So, if the survival of sloths comes down to them living in zoos, the three-toed sloths will almost definitely go extinct. Sources "The Anatomy of Sloths | Tetrapod Zoology, Scientific American Blog Network." The Anatomy of Sloths | Tetrapod Zoology, Scientific American Blog Network. N.p., n.d. Web. 17 Mar. 2013.
"Animals of the Rainforest-Sloth." Animals of the Rainforest-Sloth. N.p., n.d. Web. 17 Mar. 2013.
"Decoding Slowness: How Sloths Perfected Energy Saving." ScienceDaily. ScienceDaily, 20 July 2011. Web. 17 Mar. 2013."Endangered Species: Sloth." Endangered Species: Sloth. N.p., n.d. Web. 17 Mar. 2013."Four Fun Facts about Sloths." Boing Boing Four Fun Facts about Sloths Comments. N.p., n.d. Web. 17 Mar. 2013."The Last Word On Nothing." In Defense of Sloths :. N.p., n.d. Web. 17 Mar. 2013."Megatherium Americanum (giant Ground Sloth)." Natural History Museum. N.p., n.d. Web. 17 Mar. 2013."Shades of Green: Earth's Forests." ThinkQuest. Oracle Foundation, n.d. Web. 17 Mar. 2013."SLOTHS." Natural History Collections:. N.p., n.d. Web. 17 Mar. 2013."Sticking Their Necks out for Evolution: Why Sloths and Manatees Have Unusually Long (or Short) Necks." Sticking Their Necks out for Evolution: Why Sloths and Manatees Have Unusually Long (or Short) Necks. N.p., n.d. Web. 17 Mar. 2013.
"Sloth." Wikipedia. Wikimedia Foundation, 18 Mar. 2013. Web. 18 Mar. 2013.
Zimmer, Carl. "Hunting Fossil Viruses in Human DNA." The New York Times. The New York Times, 12 Jan. 2010. Web. 18 Mar. 2013.
"Molecular Biology and Evolution." Molecular Phylogeny of Living Xenarthrans and the Impact of Character and Taxon Sampling on the Placental Tree Rooting. N.p., n.d. Web. 18 Mar. 2013. The End! The Genetic Variation of the sloth may have come from many things. It could have been a mutation in the genes, changing something in a sloth making it different, with either a better or worse chance of survival. This could lead to effects of natural selection, allowing only the stronger to survive. It could also be Genetic Drift, where something happens leaving only few survivors in the population and those are the ones forced to continue the species on. This is also called the bottleneck effect.
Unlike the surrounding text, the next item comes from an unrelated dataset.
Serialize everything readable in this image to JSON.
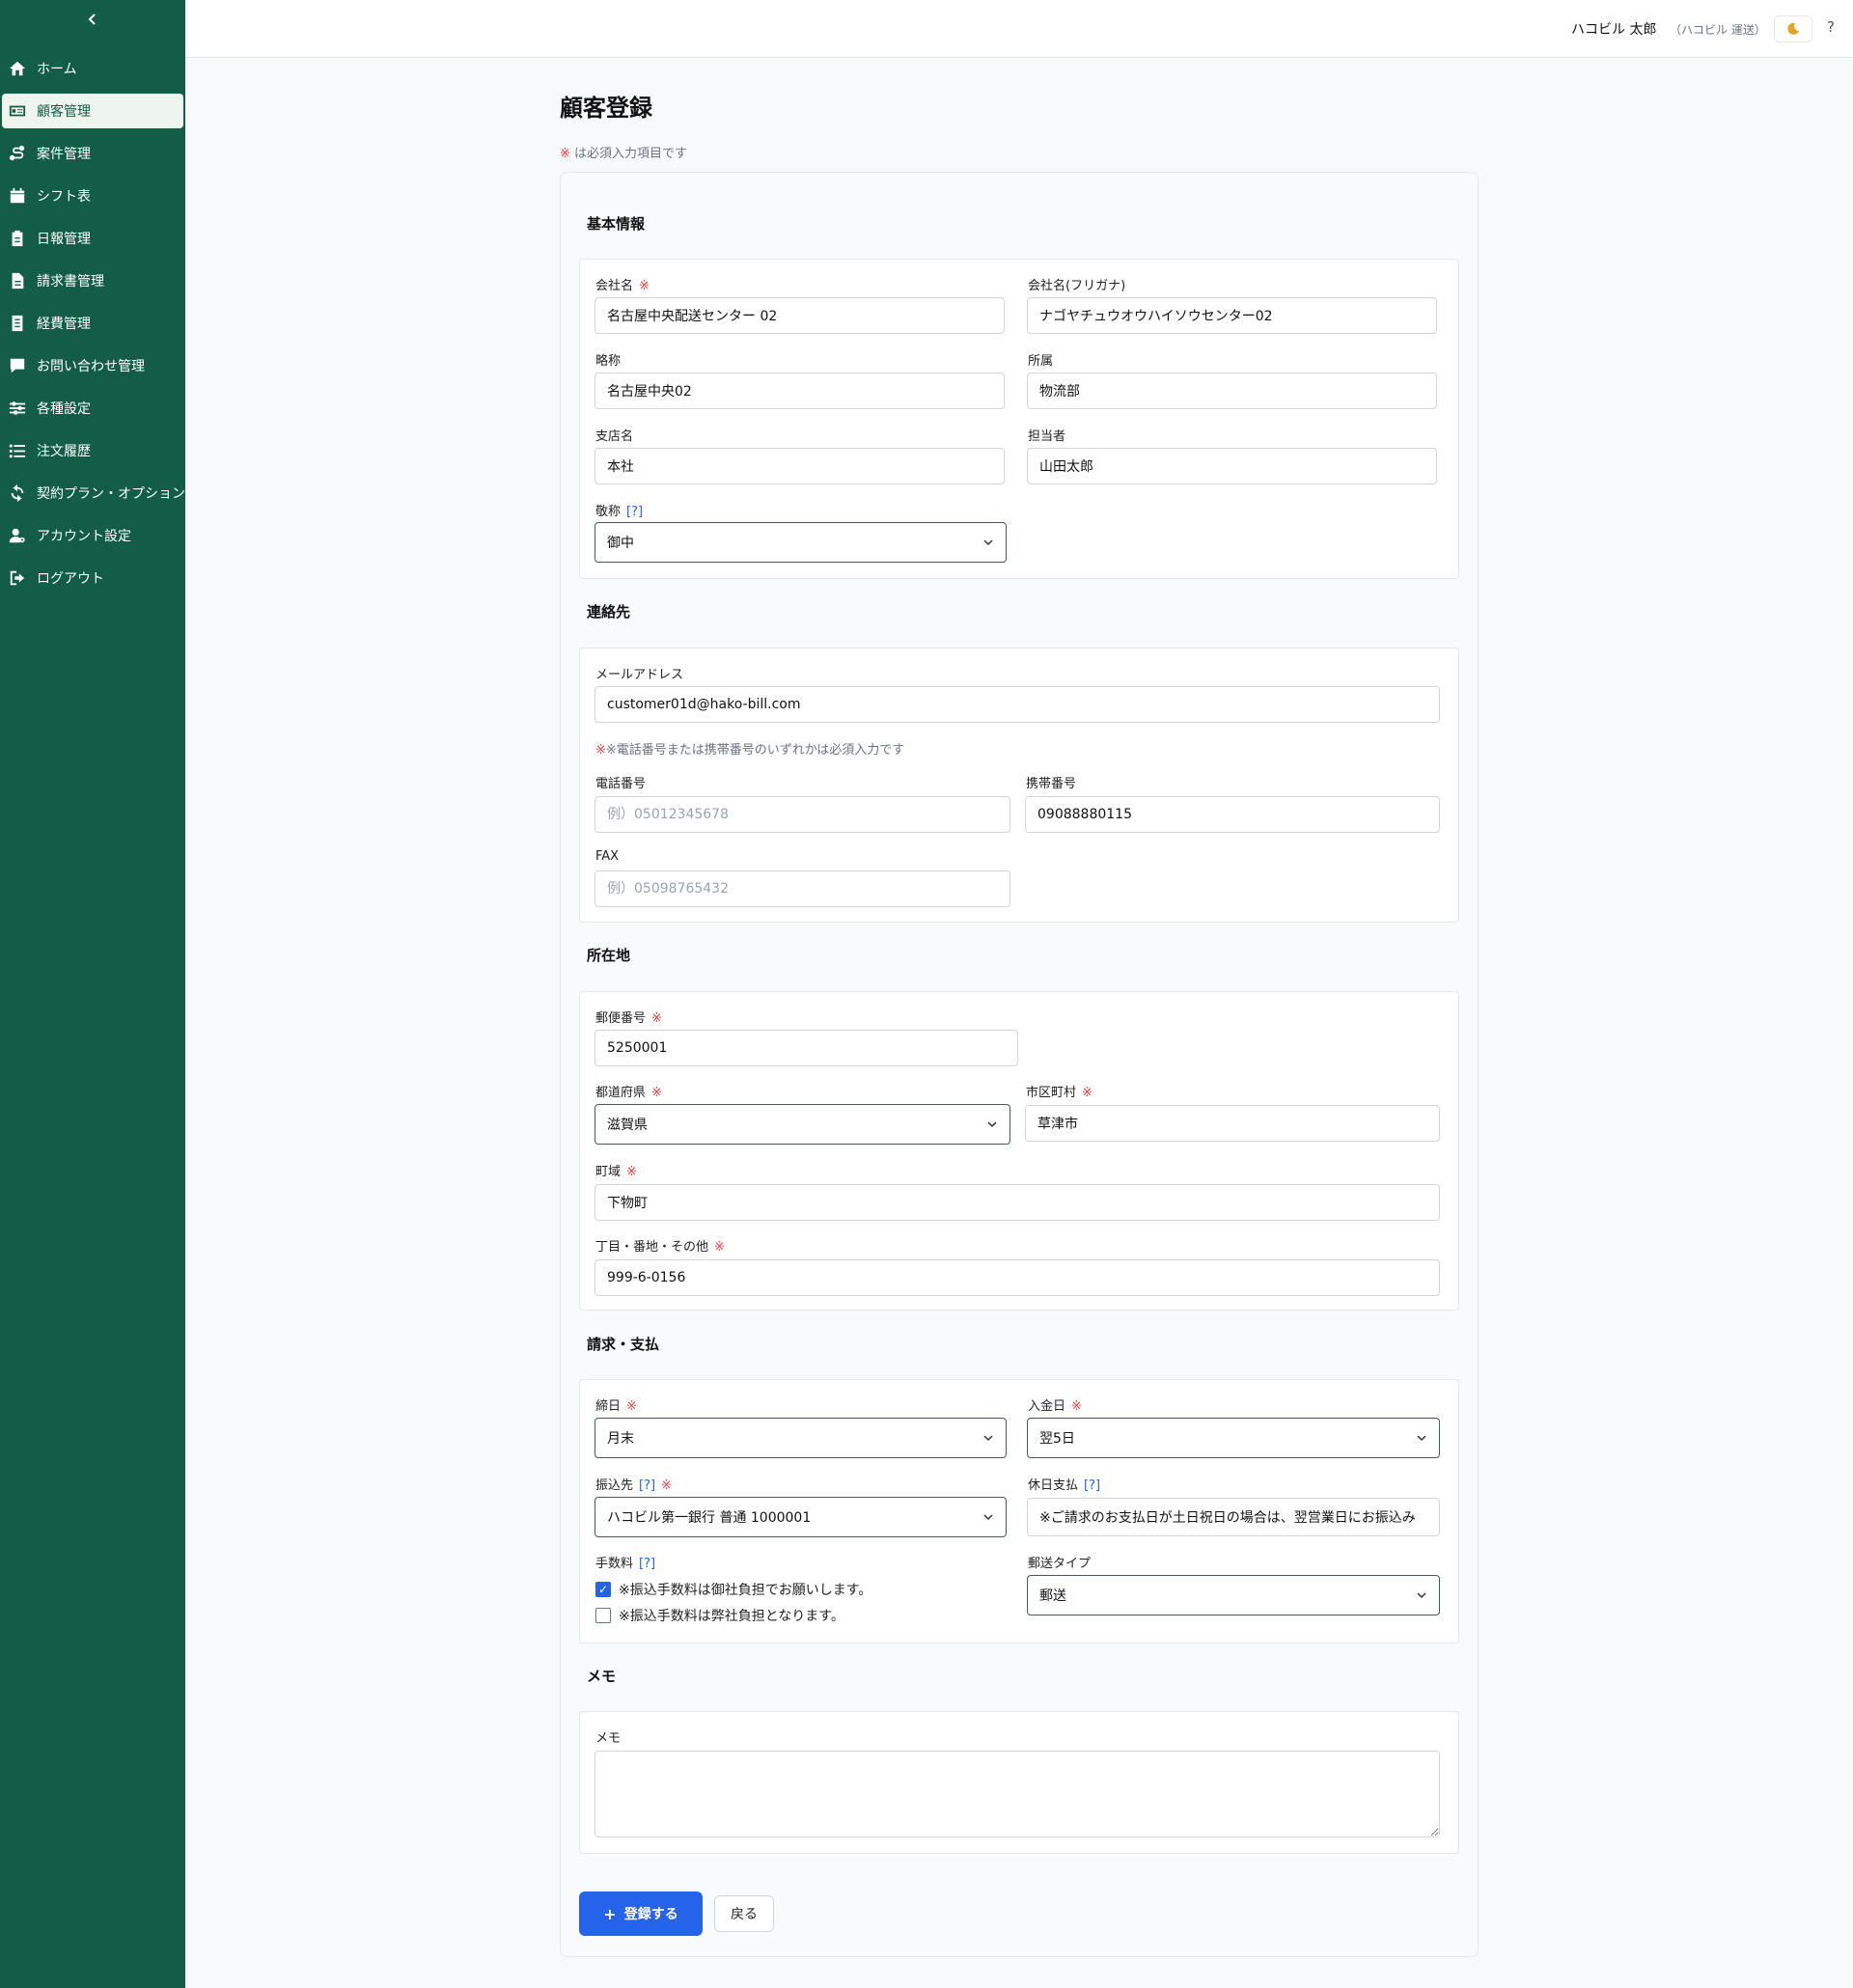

This could have happened to the now extinct ground sloths; something may have been only possible to survive for those sloths in the trees. By Lindsey Menard
and Carly Redmond